= Your assignment =
This exercise asks for a copy of each line in the records below with the word "selecting" in it.

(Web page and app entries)
--------

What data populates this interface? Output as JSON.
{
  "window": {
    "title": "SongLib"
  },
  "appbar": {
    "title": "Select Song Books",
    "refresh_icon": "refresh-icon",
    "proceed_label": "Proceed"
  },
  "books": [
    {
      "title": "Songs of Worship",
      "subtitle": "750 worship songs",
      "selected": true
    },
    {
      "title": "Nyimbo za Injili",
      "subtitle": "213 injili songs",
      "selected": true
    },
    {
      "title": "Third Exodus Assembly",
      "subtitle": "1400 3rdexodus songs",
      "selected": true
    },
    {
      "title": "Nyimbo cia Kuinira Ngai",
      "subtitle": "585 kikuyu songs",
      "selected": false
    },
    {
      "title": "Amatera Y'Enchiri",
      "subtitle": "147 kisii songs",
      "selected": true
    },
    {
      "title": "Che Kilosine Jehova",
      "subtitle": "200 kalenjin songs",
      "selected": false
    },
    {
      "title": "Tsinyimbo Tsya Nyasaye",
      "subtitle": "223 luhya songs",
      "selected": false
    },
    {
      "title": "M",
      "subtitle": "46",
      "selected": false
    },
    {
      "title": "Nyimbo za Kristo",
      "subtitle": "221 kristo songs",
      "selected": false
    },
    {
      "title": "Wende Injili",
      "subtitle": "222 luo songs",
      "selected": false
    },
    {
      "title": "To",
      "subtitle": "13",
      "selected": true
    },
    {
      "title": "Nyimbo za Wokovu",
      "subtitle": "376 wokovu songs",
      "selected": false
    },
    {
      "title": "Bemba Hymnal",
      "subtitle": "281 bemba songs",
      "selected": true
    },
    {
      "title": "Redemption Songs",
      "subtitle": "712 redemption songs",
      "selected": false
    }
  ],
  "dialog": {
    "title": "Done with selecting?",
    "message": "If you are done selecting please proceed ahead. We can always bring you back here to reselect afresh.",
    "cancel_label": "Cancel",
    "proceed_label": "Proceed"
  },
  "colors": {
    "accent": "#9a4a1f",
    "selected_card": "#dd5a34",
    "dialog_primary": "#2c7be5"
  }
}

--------

= Expected answer =
    "title": "Done with selecting?",
    "message": "If you are done selecting please proceed ahead. We can always bring you back here to reselect afresh.",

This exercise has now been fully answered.